__EXERCISE REQUIREMENTS__.
Where the string "type" appears in a line of the material below, copy that line.

__DATASET CONTENT__.
⟨

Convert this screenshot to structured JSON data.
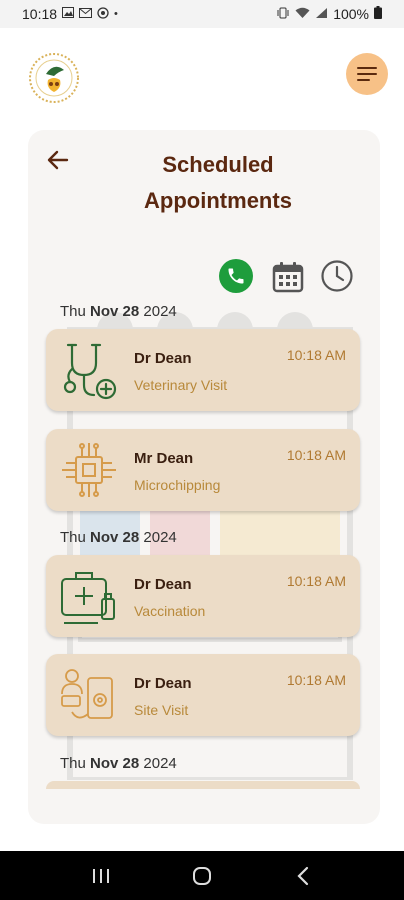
{
  "status_bar": {
    "time": "10:18",
    "battery": "100%",
    "left_icons": [
      "gallery-icon",
      "gmail-icon",
      "whatsapp-icon",
      "dot-icon"
    ],
    "right_icons": [
      "vibrate-icon",
      "wifi-icon",
      "signal-icon",
      "battery-icon"
    ]
  },
  "header": {
    "logo_icon": "app-logo-icon",
    "menu_icon": "hamburger-menu-icon",
    "menu_color": "#f7c187"
  },
  "page": {
    "title": "Scheduled Appointments",
    "back_icon": "back-arrow-icon"
  },
  "actions": [
    {
      "icon": "phone-icon",
      "color": "#1e9d3c"
    },
    {
      "icon": "calendar-icon"
    },
    {
      "icon": "clock-icon"
    }
  ],
  "groups": [
    {
      "date_prefix": "Thu",
      "date_bold": "Nov 28",
      "year": "2024",
      "appointments": [
        {
          "name": "Dr Dean",
          "type": "Veterinary Visit",
          "time": "10:18 AM",
          "icon": "stethoscope-icon",
          "icon_color": "#2e6b35"
        },
        {
          "name": "Mr Dean",
          "type": "Microchipping",
          "time": "10:18 AM",
          "icon": "microchip-icon",
          "icon_color": "#d69b4a"
        }
      ]
    },
    {
      "date_prefix": "Thu",
      "date_bold": "Nov 28",
      "year": "2024",
      "appointments": [
        {
          "name": "Dr Dean",
          "type": "Vaccination",
          "time": "10:18 AM",
          "icon": "medical-kit-icon",
          "icon_color": "#2e6b35"
        },
        {
          "name": "Dr Dean",
          "type": "Site Visit",
          "time": "10:18 AM",
          "icon": "site-visit-icon",
          "icon_color": "#d69b4a"
        }
      ]
    },
    {
      "date_prefix": "Thu",
      "date_bold": "Nov 28",
      "year": "2024",
      "appointments": []
    }
  ],
  "nav_bar": {
    "buttons": [
      "recents-icon",
      "home-icon",
      "back-nav-icon"
    ]
  }
}
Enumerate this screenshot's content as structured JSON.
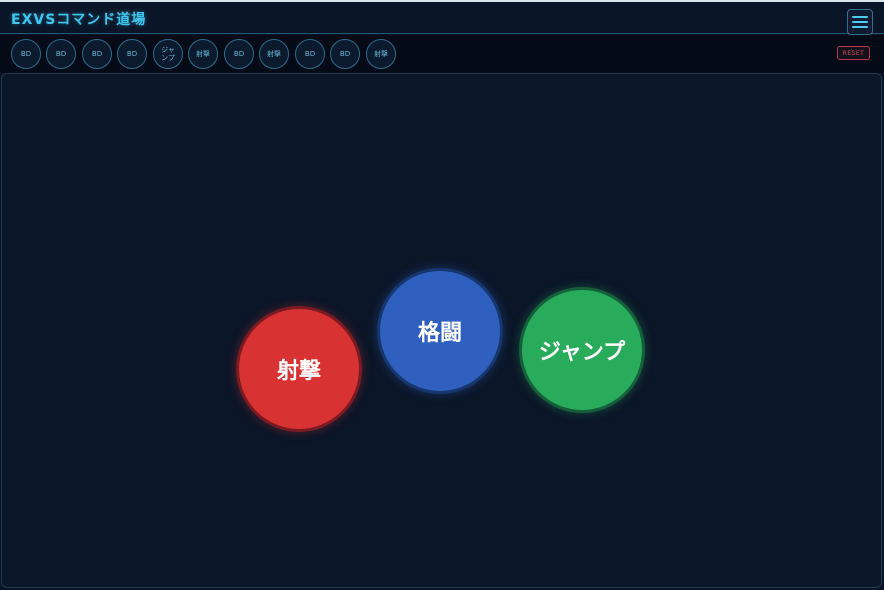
{
  "app": {
    "title": "EXVSコマンド道場"
  },
  "history": {
    "items": [
      "BD",
      "BD",
      "BD",
      "BD",
      "ジャ\nンプ",
      "射撃",
      "BD",
      "射撃",
      "BD",
      "BD",
      "射撃"
    ],
    "reset_label": "RESET"
  },
  "pad": {
    "shoot_label": "射撃",
    "melee_label": "格闘",
    "jump_label": "ジャンプ"
  },
  "colors": {
    "accent": "#3fc6ef",
    "shoot": "#d93232",
    "melee": "#2f5fbf",
    "jump": "#28ac5c",
    "reset": "#e04860"
  },
  "icons": {
    "menu": "hamburger-icon"
  }
}
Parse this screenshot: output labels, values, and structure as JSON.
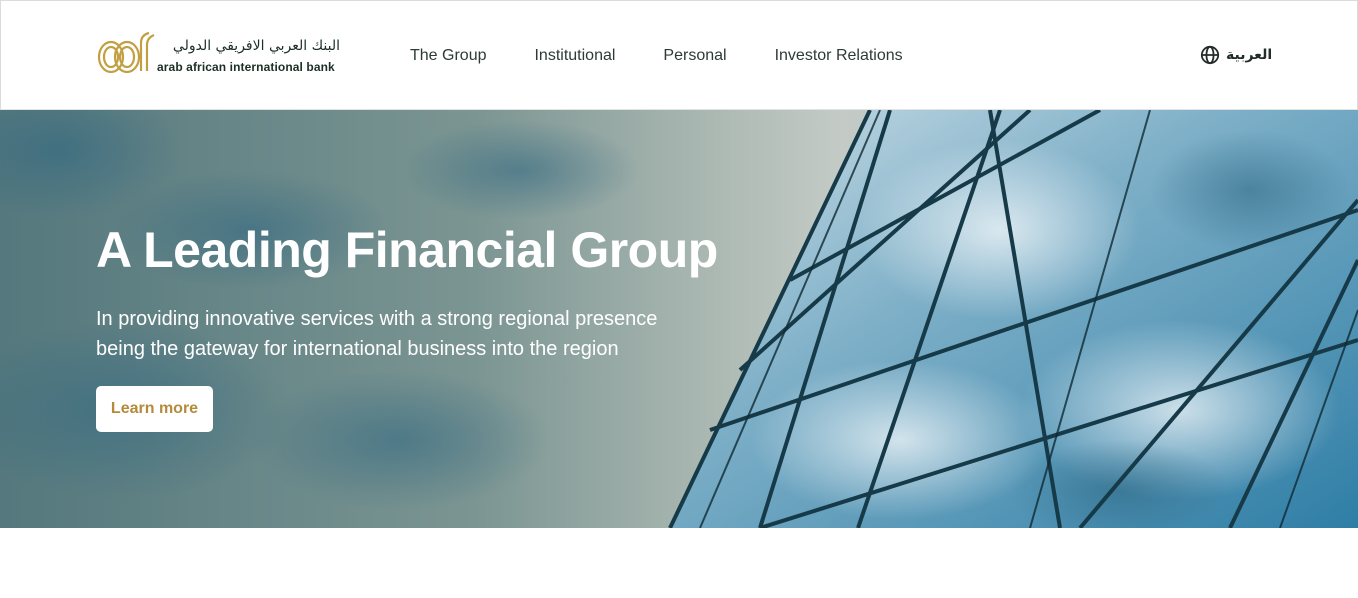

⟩

__RESULT OF THIS TASK__.
          "type": "Veterinary Visit",
          "type": "Microchipping",
          "type": "Vaccination",
          "type": "Site Visit",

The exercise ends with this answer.